• [DATA]
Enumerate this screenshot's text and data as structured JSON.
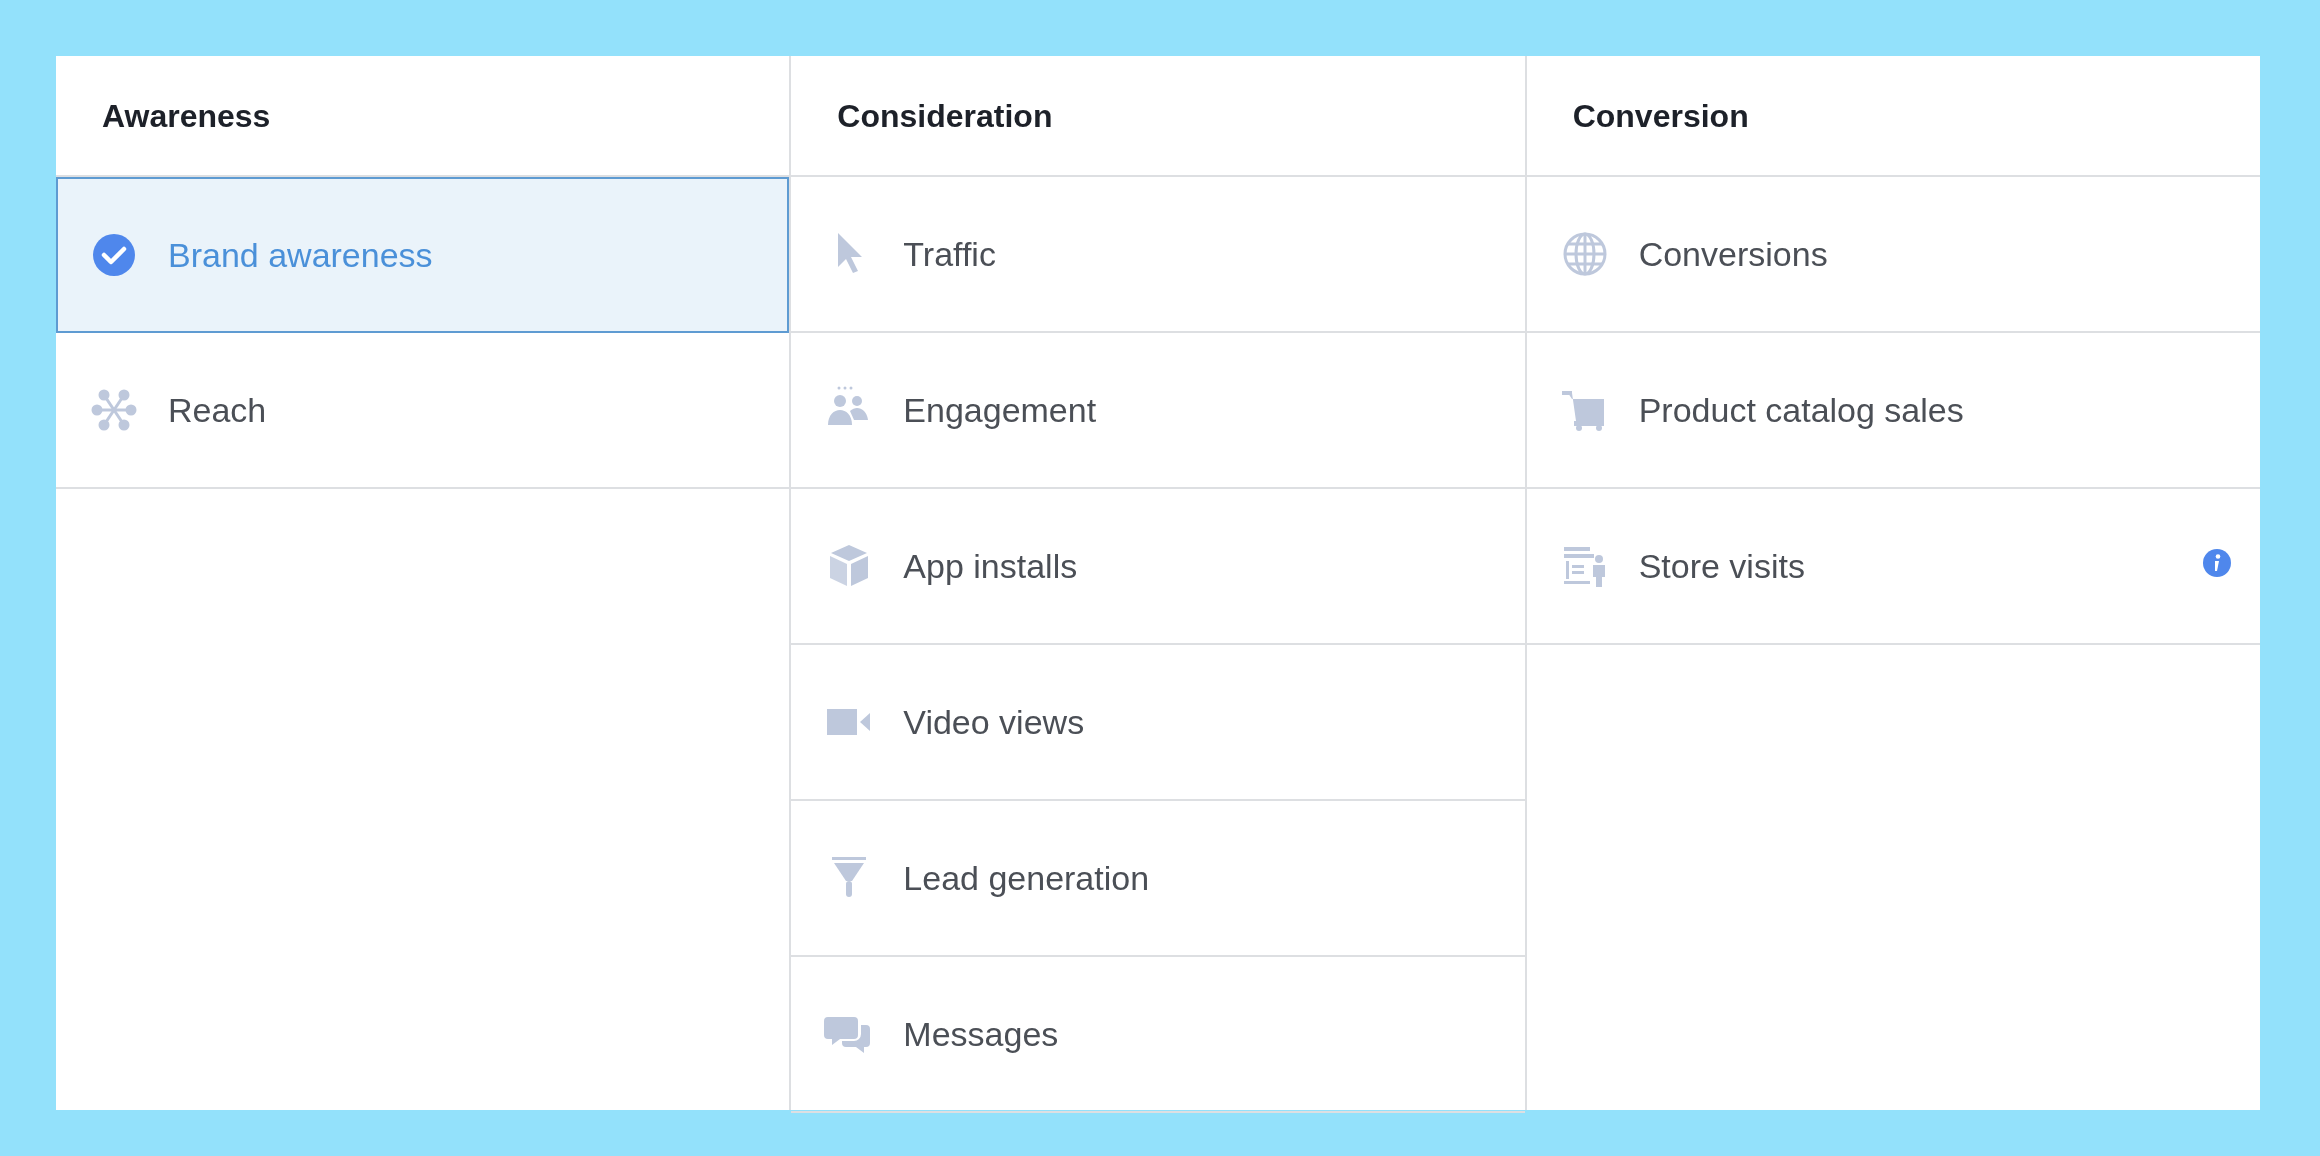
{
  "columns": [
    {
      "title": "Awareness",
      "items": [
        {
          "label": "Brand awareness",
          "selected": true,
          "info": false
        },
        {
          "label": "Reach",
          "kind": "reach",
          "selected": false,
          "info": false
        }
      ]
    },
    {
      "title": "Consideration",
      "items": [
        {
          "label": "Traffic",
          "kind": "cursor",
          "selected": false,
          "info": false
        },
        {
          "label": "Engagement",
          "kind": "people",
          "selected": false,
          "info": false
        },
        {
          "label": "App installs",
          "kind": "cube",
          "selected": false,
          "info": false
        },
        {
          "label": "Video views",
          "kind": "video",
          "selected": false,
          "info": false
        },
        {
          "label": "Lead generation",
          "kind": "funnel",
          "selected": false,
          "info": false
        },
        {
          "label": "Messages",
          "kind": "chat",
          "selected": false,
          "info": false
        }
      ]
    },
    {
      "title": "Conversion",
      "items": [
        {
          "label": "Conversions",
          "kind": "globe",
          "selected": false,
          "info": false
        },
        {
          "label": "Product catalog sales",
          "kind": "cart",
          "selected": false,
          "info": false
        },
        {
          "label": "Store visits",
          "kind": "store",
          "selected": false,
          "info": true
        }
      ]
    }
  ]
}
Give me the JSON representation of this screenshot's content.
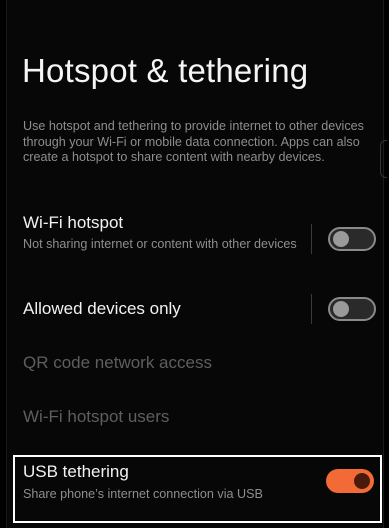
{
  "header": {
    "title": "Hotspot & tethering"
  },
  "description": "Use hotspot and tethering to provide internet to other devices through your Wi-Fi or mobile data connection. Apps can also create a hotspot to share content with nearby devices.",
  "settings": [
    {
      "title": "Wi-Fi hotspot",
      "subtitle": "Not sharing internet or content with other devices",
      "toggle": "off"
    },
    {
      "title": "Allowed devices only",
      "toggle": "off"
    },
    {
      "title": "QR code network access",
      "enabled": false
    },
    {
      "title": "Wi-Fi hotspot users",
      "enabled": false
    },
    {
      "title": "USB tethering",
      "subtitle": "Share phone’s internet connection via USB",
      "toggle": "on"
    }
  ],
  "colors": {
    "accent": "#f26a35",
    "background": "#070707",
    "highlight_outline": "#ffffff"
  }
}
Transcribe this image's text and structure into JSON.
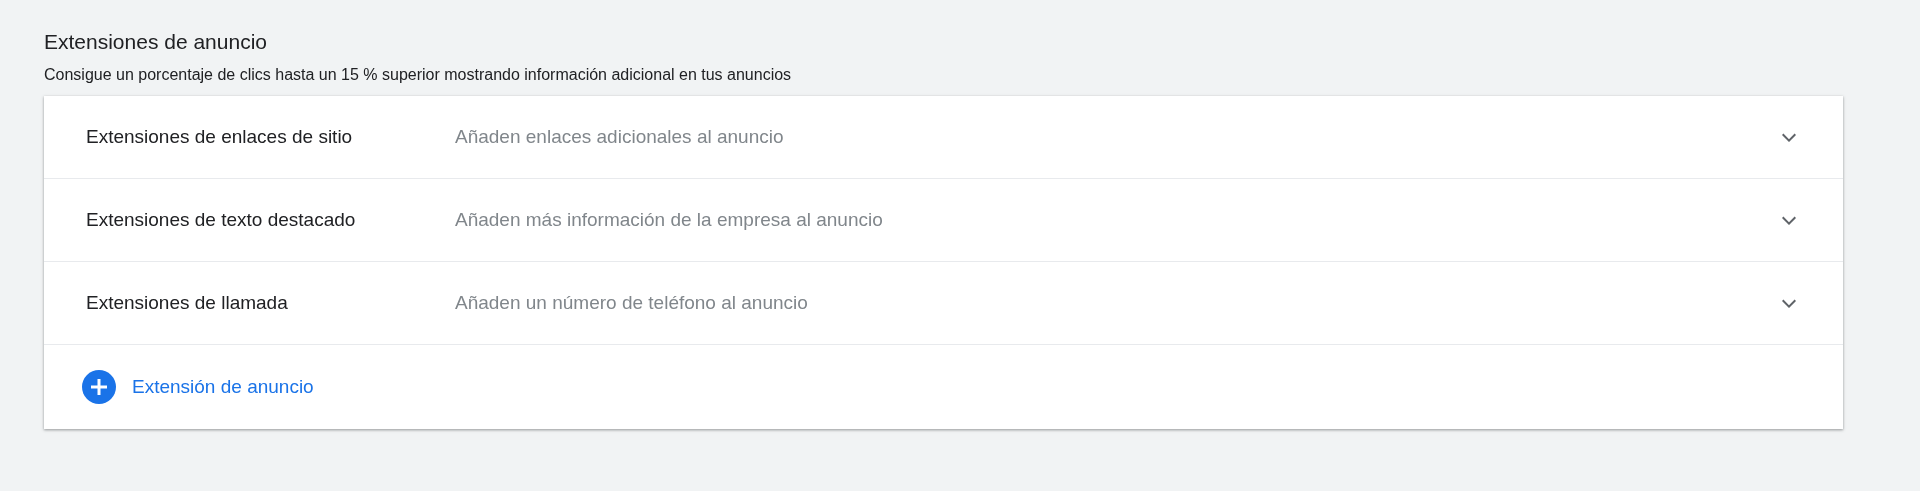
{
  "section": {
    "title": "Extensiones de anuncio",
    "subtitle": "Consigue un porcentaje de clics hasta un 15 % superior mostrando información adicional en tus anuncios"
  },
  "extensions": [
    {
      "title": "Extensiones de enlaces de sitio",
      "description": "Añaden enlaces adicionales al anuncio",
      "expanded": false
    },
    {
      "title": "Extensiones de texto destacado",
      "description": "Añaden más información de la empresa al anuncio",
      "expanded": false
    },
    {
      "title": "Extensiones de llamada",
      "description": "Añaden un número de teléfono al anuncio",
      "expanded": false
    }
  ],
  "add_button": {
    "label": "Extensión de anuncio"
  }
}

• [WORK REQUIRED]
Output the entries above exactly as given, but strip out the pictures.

• [TASK OUTPUT]
Enumerate this screenshot's text and data as structured JSON.
{
  "columns": [
    {
      "title": "Awareness",
      "items": [
        {
          "label": "Brand awareness",
          "selected": true,
          "info": false
        },
        {
          "label": "Reach",
          "kind": "reach",
          "selected": false,
          "info": false
        }
      ]
    },
    {
      "title": "Consideration",
      "items": [
        {
          "label": "Traffic",
          "kind": "cursor",
          "selected": false,
          "info": false
        },
        {
          "label": "Engagement",
          "kind": "people",
          "selected": false,
          "info": false
        },
        {
          "label": "App installs",
          "kind": "cube",
          "selected": false,
          "info": false
        },
        {
          "label": "Video views",
          "kind": "video",
          "selected": false,
          "info": false
        },
        {
          "label": "Lead generation",
          "kind": "funnel",
          "selected": false,
          "info": false
        },
        {
          "label": "Messages",
          "kind": "chat",
          "selected": false,
          "info": false
        }
      ]
    },
    {
      "title": "Conversion",
      "items": [
        {
          "label": "Conversions",
          "kind": "globe",
          "selected": false,
          "info": false
        },
        {
          "label": "Product catalog sales",
          "kind": "cart",
          "selected": false,
          "info": false
        },
        {
          "label": "Store visits",
          "kind": "store",
          "selected": false,
          "info": true
        }
      ]
    }
  ]
}
Give me the JSON representation of this screenshot's content.
{
  "header": {
    "title": "Hotspot & tethering"
  },
  "description": "Use hotspot and tethering to provide internet to other devices through your Wi-Fi or mobile data connection. Apps can also create a hotspot to share content with nearby devices.",
  "settings": [
    {
      "title": "Wi-Fi hotspot",
      "subtitle": "Not sharing internet or content with other devices",
      "toggle": "off"
    },
    {
      "title": "Allowed devices only",
      "toggle": "off"
    },
    {
      "title": "QR code network access",
      "enabled": false
    },
    {
      "title": "Wi-Fi hotspot users",
      "enabled": false
    },
    {
      "title": "USB tethering",
      "subtitle": "Share phone’s internet connection via USB",
      "toggle": "on"
    }
  ],
  "colors": {
    "accent": "#f26a35",
    "background": "#070707",
    "highlight_outline": "#ffffff"
  }
}
Transcribe this image's text and structure into JSON.
{
  "section": {
    "title": "Extensiones de anuncio",
    "subtitle": "Consigue un porcentaje de clics hasta un 15 % superior mostrando información adicional en tus anuncios"
  },
  "extensions": [
    {
      "title": "Extensiones de enlaces de sitio",
      "description": "Añaden enlaces adicionales al anuncio",
      "expanded": false
    },
    {
      "title": "Extensiones de texto destacado",
      "description": "Añaden más información de la empresa al anuncio",
      "expanded": false
    },
    {
      "title": "Extensiones de llamada",
      "description": "Añaden un número de teléfono al anuncio",
      "expanded": false
    }
  ],
  "add_button": {
    "label": "Extensión de anuncio"
  }
}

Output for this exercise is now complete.